Once home to onions, machinery and a sundry of other goods, repurposed shipping containers could soon house a coffee shop, wine bar and other retail spots in a proposed Albuquerque development. Roy Solomon, founder of 505 Salsas and Ryde Shack spinning studio in Nob Hill, is turning his entrepreneurial attention to the barren tract of earth at the NE corner of the intersection of I-40 and Carlisle. Solomon hopes to transform the blighted area into an urban utopia complete with a hydroponic farm and lots of seating space. The ABQ Environmental Planning Commission approved the proposal for Solomon’s development, which at present is called Green Jeans Farmery. The EPC noted the “innovative design solution” provided by the use of shipping containers and pointed out the structures-cum-shops would be the first of their kind in Albuquerque. Solomon envisions the development as a place for Burqueños to gather in a relaxed, communal setting.
We’ve seen their smiling faces in the salsa aisle, and soon we may witness a whole new dimension of El Pinto owners John and Jim Thomas. Smart Skirts Entertainment and Media Meld Studios of Los Angeles are developing a deal to feature the long-loved New Mexican restaurant and the twins who run it in a reality television series. After buying the sprawling North Valley restaurant from their parents in 1994, the Thomases expanded into salsa production and retail. The chiles used in their salsas and sauces are grown and roasted on land owned by the restaurant, a process the twins keep close watch over. All aspects of the business, as well as the brothers’ personal lives, could see airtime if a network picks up the developing show. Those involved hope that El Pinto can maximize on a growing interest in the Land of Enchantment. “This is another opportunity we have to really bring green chile to the national stage,” noted Doug Evilsizor, the restaurant’s marketing director, in a Journal article about the show. We can hope that viewers around the country will someday feel the burn New Mexico has come to love.
The chile and peach stands dotting the edge of rural New Mexico highways could soon accept WIC vouchers in exchange for their produce.

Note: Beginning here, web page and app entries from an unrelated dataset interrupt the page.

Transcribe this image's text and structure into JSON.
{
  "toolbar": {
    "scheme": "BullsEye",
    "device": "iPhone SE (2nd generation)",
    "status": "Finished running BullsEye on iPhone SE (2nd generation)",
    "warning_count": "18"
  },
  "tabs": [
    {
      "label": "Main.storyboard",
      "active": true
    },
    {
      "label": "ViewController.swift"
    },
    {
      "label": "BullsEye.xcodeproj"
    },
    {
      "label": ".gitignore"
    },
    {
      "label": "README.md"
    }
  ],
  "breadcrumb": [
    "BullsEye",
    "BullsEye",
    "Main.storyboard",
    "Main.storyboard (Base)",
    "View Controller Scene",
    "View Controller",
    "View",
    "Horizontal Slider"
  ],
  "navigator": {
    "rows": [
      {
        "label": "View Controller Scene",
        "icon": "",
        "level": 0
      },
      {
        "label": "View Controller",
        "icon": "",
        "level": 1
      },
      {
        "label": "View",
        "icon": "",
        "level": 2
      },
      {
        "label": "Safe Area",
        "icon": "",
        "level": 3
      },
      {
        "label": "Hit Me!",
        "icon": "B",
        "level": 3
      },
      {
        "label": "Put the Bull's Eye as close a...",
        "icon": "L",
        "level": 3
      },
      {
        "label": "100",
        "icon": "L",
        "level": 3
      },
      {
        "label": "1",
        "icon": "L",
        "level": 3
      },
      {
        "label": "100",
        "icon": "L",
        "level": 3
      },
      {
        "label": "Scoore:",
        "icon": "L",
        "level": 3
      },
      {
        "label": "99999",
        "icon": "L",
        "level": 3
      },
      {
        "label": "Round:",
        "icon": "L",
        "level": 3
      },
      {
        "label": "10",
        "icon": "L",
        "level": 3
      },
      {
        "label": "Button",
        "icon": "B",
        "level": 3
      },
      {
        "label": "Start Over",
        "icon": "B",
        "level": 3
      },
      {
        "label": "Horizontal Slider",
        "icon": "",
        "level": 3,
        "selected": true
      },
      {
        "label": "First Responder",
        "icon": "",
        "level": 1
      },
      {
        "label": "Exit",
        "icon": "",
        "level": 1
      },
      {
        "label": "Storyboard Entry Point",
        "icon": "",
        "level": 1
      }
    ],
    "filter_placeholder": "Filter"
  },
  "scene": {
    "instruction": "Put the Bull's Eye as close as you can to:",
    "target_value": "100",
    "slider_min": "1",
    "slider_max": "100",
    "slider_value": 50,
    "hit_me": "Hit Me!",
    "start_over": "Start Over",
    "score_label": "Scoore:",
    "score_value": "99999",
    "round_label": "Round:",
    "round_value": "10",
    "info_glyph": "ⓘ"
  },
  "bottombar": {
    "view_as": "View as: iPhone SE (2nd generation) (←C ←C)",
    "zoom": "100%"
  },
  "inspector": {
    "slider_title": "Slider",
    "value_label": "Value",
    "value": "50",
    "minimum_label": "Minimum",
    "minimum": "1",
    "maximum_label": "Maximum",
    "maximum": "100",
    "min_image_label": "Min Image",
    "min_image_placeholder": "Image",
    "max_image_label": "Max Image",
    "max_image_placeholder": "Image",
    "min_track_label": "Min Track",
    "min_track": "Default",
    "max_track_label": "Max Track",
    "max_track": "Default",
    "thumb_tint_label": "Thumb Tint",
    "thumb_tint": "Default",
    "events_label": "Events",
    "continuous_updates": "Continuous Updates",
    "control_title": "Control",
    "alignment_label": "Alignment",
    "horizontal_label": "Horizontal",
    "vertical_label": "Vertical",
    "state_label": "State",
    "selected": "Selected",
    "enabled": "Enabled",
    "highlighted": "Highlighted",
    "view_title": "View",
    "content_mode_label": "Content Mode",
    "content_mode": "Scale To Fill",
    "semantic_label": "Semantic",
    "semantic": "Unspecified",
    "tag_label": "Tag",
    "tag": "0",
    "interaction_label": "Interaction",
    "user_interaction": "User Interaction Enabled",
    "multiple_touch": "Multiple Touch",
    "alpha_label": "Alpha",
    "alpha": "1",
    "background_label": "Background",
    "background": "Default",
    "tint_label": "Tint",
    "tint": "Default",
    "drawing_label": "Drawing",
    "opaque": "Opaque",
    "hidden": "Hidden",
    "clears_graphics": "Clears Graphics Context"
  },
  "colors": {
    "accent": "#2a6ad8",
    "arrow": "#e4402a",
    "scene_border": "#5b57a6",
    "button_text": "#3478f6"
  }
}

With the expansion of WIC to authorized roadside produce and farm stands, customers can choose from nine current participants, with the possibility of more being added in the current fiscal year. One such mobile market sells produce in the Navajo Nation in the eastern corner of the state. The Tri-Community Mobile Market aims to provide produce to residents and opportunities to local farmers. In an area where supermarkets are a drive of at least 100 miles roundtrip, the community market allows easier access to fresh, local and affordable produce. The inclusion of smaller community farm stands in the state nutrition program is a step in a healthy direction.
All aspects of the business, as well as the brothers’ personal lives, could see airtime if a network picks up the developing show.